Our staff has segmented this patient population into two groups: those who have no source of primary care and typically have significant social and mental health issues; and those with more stable primary care and less severe social issues.
Both groups of patients are in need of a primary care medical home with the capacity to manage care transitions and provide care coordination.
The Coalition has developed a Citywide Collaborative of primary care, behavioral health, social service and other supportive service providers to improve care for this patient population.
Care Management Program
Care management patients are enrolled into our program after they are admitted to the hospital, in the community, or at their home or shelter.
Using an outreach team consisting of a social worker, a health outreach worker/medical assistant, and a nurse practitioner, our team helps enrolled clients stabilize their social environment and health conditions, with a goal of finding a primary care medical home.
The team assists with:
- Coordinating primary and specialty care
- Applying for government assistance benefits;
- Securing temporary shelter; and
- Enrolling in medical day programs
Out of necessity, our staff also provides “transitional” primary care with a goal of moving the patients into a primary care setting that can meet their needs. The program has touched hundreds of patients and the team visits patients in homeless shelters, abandoned homes, hospital rooms, ED gurneys, and on street corners.
Care Transitions Program
Care Transitions patients typically have a usual source of primary care and fewer social issues, but receive no care coordination services from their primary care providers.

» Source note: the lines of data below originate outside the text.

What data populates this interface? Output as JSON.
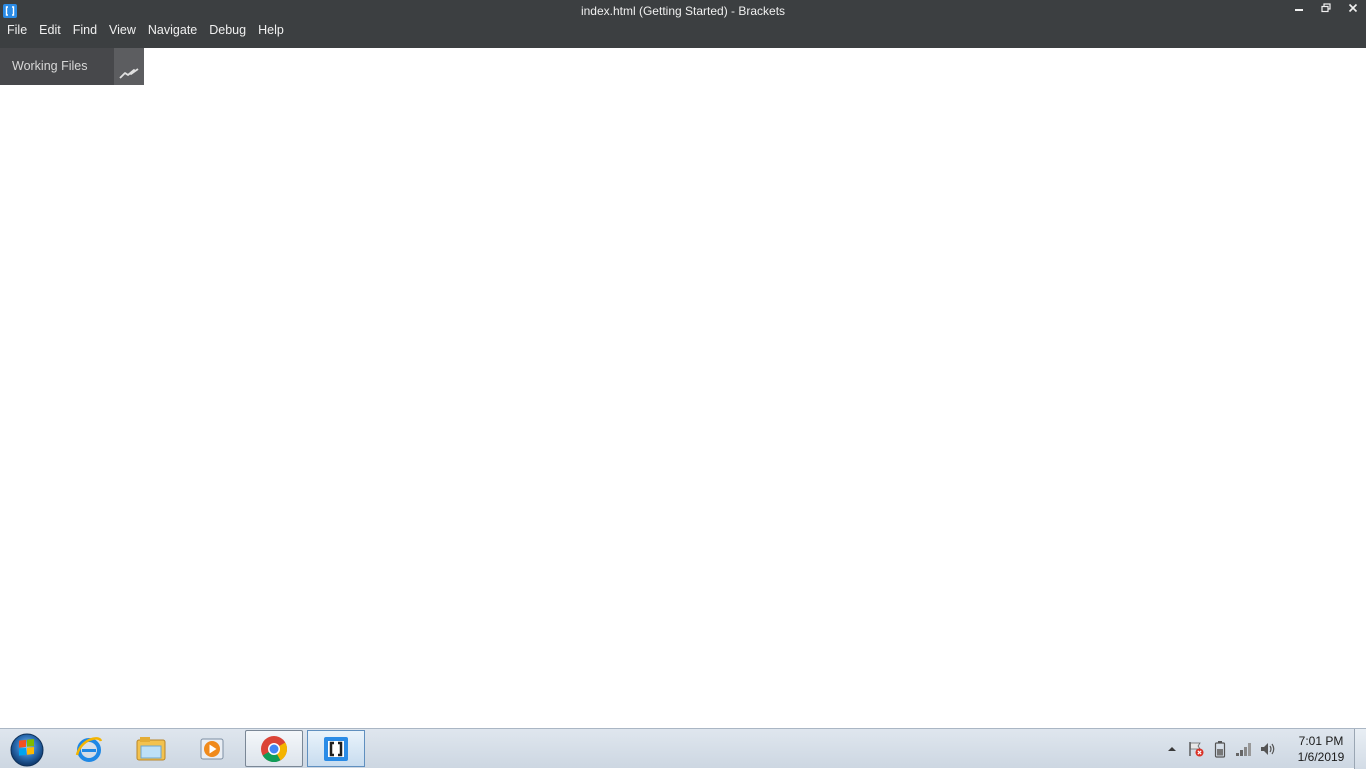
{
  "window": {
    "title": "index.html (Getting Started) - Brackets",
    "minimize_icon": "minimize-icon",
    "restore_icon": "restore-icon",
    "close_icon": "close-icon"
  },
  "menu": {
    "items": [
      {
        "label": "File"
      },
      {
        "label": "Edit"
      },
      {
        "label": "Find"
      },
      {
        "label": "View"
      },
      {
        "label": "Navigate"
      },
      {
        "label": "Debug"
      },
      {
        "label": "Help"
      }
    ]
  },
  "sidebar": {
    "working_files_label": "Working Files",
    "live_preview_icon": "live-preview-icon"
  },
  "taskbar": {
    "apps": [
      {
        "name": "internet-explorer-icon"
      },
      {
        "name": "file-explorer-icon"
      },
      {
        "name": "media-player-icon"
      },
      {
        "name": "chrome-icon"
      },
      {
        "name": "brackets-icon"
      }
    ],
    "clock": {
      "time": "7:01 PM",
      "date": "1/6/2019"
    }
  },
  "colors": {
    "titlebar": "#3c3f41",
    "sidebar_header": "#47484b",
    "accent": "#2a8be6"
  }
}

The Care Transitions team, consisting of embedded care management nurses and health coaches, provides services to the patients of two Federally Qualified Health Centers (FQHC) in Camden – CAMcare and Project HOPE. Patients are typically enrolled in the Care Transitions Program after they are admitted to the hospital.
The Coalition is working with the two FQHC’s to help them become patient centered medical homes that will use nurse care coordinators to focus on patients needing care transitions.
As result of the program, new patterns of care transitions and care coordination are being developed between Camden’s hospitals and the FQHCs.
Utilizing Technology to Improve Care
The Care Management and Care Transitions Programs rely heavily on data from our Health Information Exchange (HIE). The teams receive real-time alerts on hospital and ER utilization from the HIE for targeted patients.
The teams use an Electronic Health Record (EHR) embedded in the HIE to record care management notes. With patient consent, healthcare providers and social workers across the city have access to these notes and can send encrypted messages for care coordination purposes. Aggregate clinical and utilization data is also exportable to identify additional care coordination opportunities.
Citywide Collaboration to Improve Care
The Coalition holds a monthly Care Management Committee meeting that rotates between the hospitals and is attended by social workers and other supportive services providers from across the city. This committee helped to oversee the development of the high utilizer team and continues to advise the Care Management Program.
Through the Coalition’s work with high utilizers the staff has built close relationships with emergency room physicians, hospitalists, specialists, social workers, and nurse discharge planners across the city. These relationships are crucial to the team’s success and ensure good discharge planning and care coordination upon discharge.